BRASILIA: Brazil will add the Trans-Amazonian Highway to the list of projects for privatization, its infrastructure minister said on Tuesday, seeking new investment to pave part of a dictatorship-era roadway already blamed for extensive deforestation.
The road concession will be added to a priority list for privatization at a meeting next month, Infrastructure Minister Tarcisio Freitas told Reuters in an interview.
The government will package a short section of highway with a concession to run a major section of BR-163, a key northern route for shipping Brazilian grains, a ministry spokesman said later on Tuesday. The 40-km (25-mile) section of the Trans-Amazonian up for privatization will connect BR-163 with the river port of Miritituba in northern state of Para, the spokesman said.
President Jair Bolsonaro’s government is seeking to overhaul Brazil’s poor transportation infrastructure, which raises costs and causes delays for the commodity-exporting powerhouse, by seeking private investors to operate dozens of road, rail and airport projects.
On Monday, government Secretary Adalberto Vasconcelos, who has been tasked with creating public-private infrastructure partnerships, said the country would privatize more airports and secure new investment for railways.
For roadways, five concessions are slated for auction this year with a long pipeline of projects to follow, according to Freitas. BR-262/381 in the state of Minas Gerais, sometimes called the “Road of Death” because its poor condition has contributed to lethal accidents, will also be put on the privatization list next month, he said.
The Trans-Amazonian highway, officially known as BR-230, was inaugurated in the 1970s under Brazil’s military dictatorship, but only a fraction of its nearly 3,000 kilometers (1,864-miles) were paved and much of the existing roadway has fallen into disrepair. It stretches from the coastal state of Paraiba deep into Amazonas state. Original plans for it to reach the border with Peru were never completed.
Nevertheless, research by Brazil’s space agency and academics has linked the road to a rise in deforestation, and road improvements allowing easier access deep into the Amazon have consistently led to increased deforestation nearby.
He said that major construction firms that were implicated in corruption schemes remain unable to participate in public auctions for infrastructure projects, but could act as subcontractors for winners of concession auctions.
Engineering conglomerates Odebrecht SA and Andrade Gutierrez SA, both implicated in corruption schemes to fix contracts, signed leniency deals with the government admitting guilt and agreeing to cooperate, which allows them to contest government contracts. Companies linked to corruption but without such leniency deals may be subject to legal challenges.

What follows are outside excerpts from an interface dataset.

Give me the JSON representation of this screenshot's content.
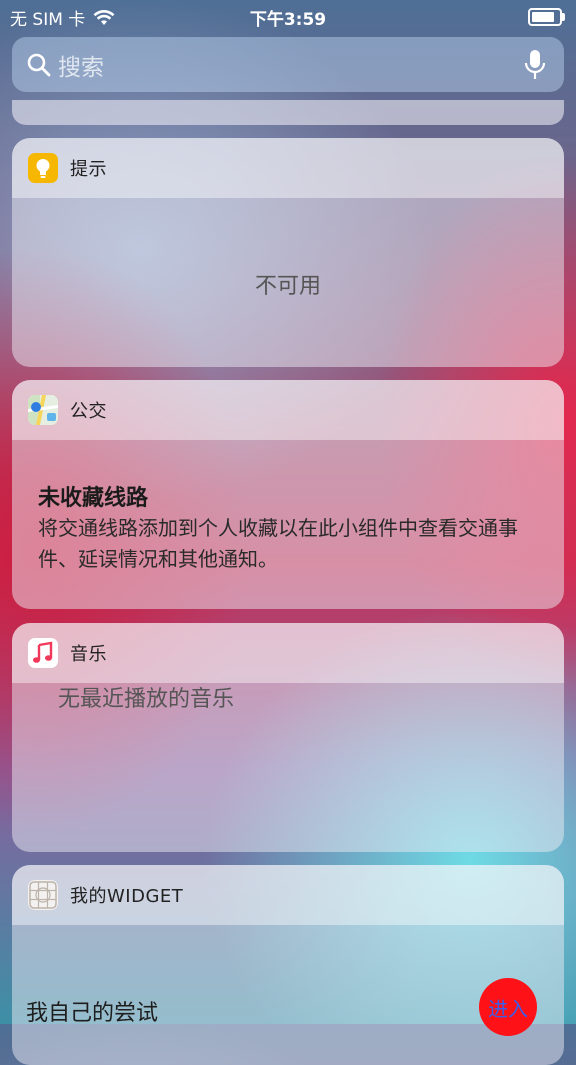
{
  "status": {
    "carrier": "无 SIM 卡",
    "time": "下午3:59",
    "battery_level": 0.9
  },
  "search": {
    "placeholder": "搜索"
  },
  "widgets": {
    "tips": {
      "title": "提示",
      "icon": "lightbulb-icon",
      "message": "不可用"
    },
    "transit": {
      "title": "公交",
      "icon": "maps-icon",
      "heading": "未收藏线路",
      "description": "将交通线路添加到个人收藏以在此小组件中查看交通事件、延误情况和其他通知。"
    },
    "music": {
      "title": "音乐",
      "icon": "music-note-icon",
      "message": "无最近播放的音乐"
    },
    "my_widget": {
      "title": "我的WIDGET",
      "icon": "grid-icon",
      "text": "我自己的尝试",
      "button_label": "进入"
    }
  },
  "colors": {
    "tips_icon": "#f6b700",
    "enter_button": "#ff1118",
    "enter_button_text": "#3c5fe8"
  }
}
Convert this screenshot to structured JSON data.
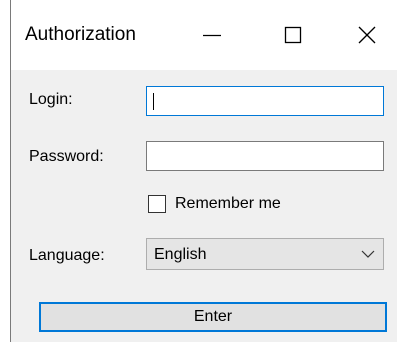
{
  "window": {
    "title": "Authorization",
    "controls": {
      "minimize_icon": "minimize-icon",
      "maximize_icon": "maximize-icon",
      "close_icon": "close-icon"
    }
  },
  "form": {
    "login_label": "Login:",
    "login_value": "",
    "password_label": "Password:",
    "password_value": "",
    "remember_label": "Remember me",
    "remember_checked": false,
    "language_label": "Language:",
    "language_selected": "English",
    "enter_label": "Enter"
  },
  "colors": {
    "focus_blue": "#0078d7",
    "dialog_bg": "#f0f0f0"
  }
}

“They are companies that have know-how, companies with engineering (ability), companies that can provide good services,” Freitas said.